NHS turns away from homeopathy after claims of lack of evidence
Homeopathic treatments available on the NHS are in severe decline, after a lack of evidence that they work.
New figures have revealed that over a fifth of NHS trusts have cancelled or reduced funding of homeopathy over the last two years following a campaign by scientists to do away with alternative therapies from the NHS.
Homeopathy is based on diluting in water or alcohol substances that would otherwise be poisonous, however scientists say the solutions are weakened so much that they no longer contain any active ingredients at all.
One professor, Michael Baum, a professor of surgery at University College London, was one scientist who rallied against homeopathy, describing it as ‘cheap and nasty medicine’ and a ‘cruel deception’.

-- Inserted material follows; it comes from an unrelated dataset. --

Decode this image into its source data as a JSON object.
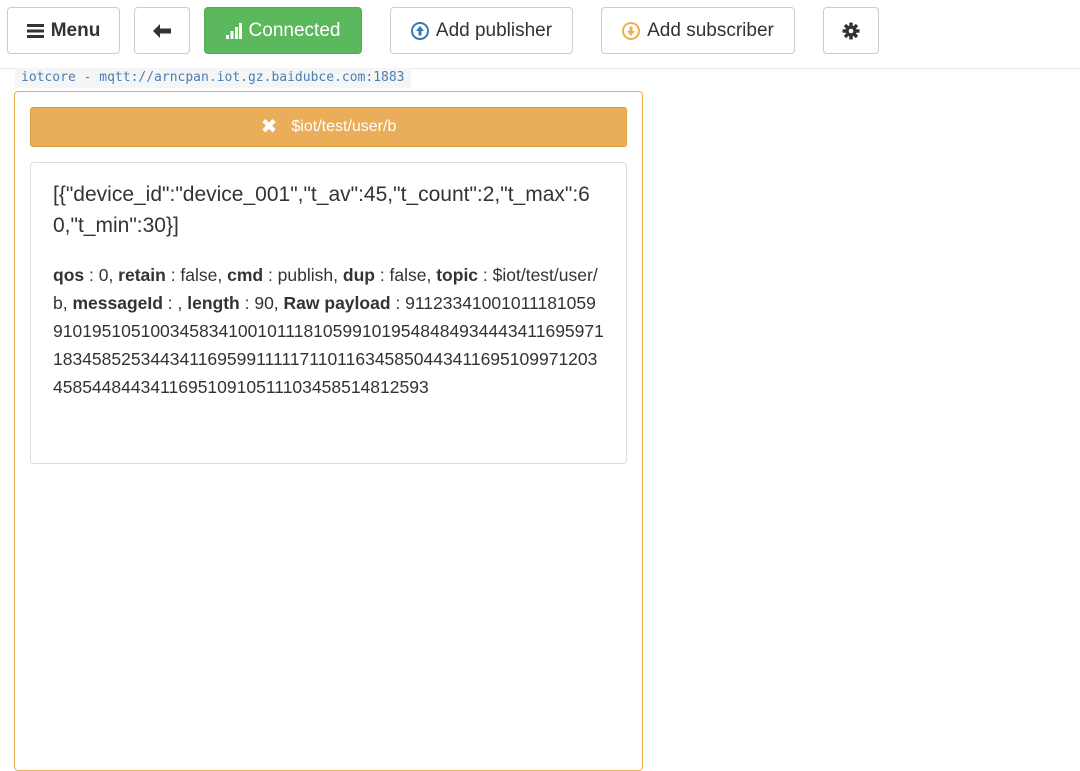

The clinical director of the London Homeopathic hospital said: ‘It’s simply not true to say there’s no evidence.’ Whilst Richard Hoey, deputy editor of GP publication Pulse said: ‘If the NHS is now going to stop providing homeopathy, that needs to be a decision taken in the full glare of public debate, and not made in the committee rooms of cash-strapped trusts.’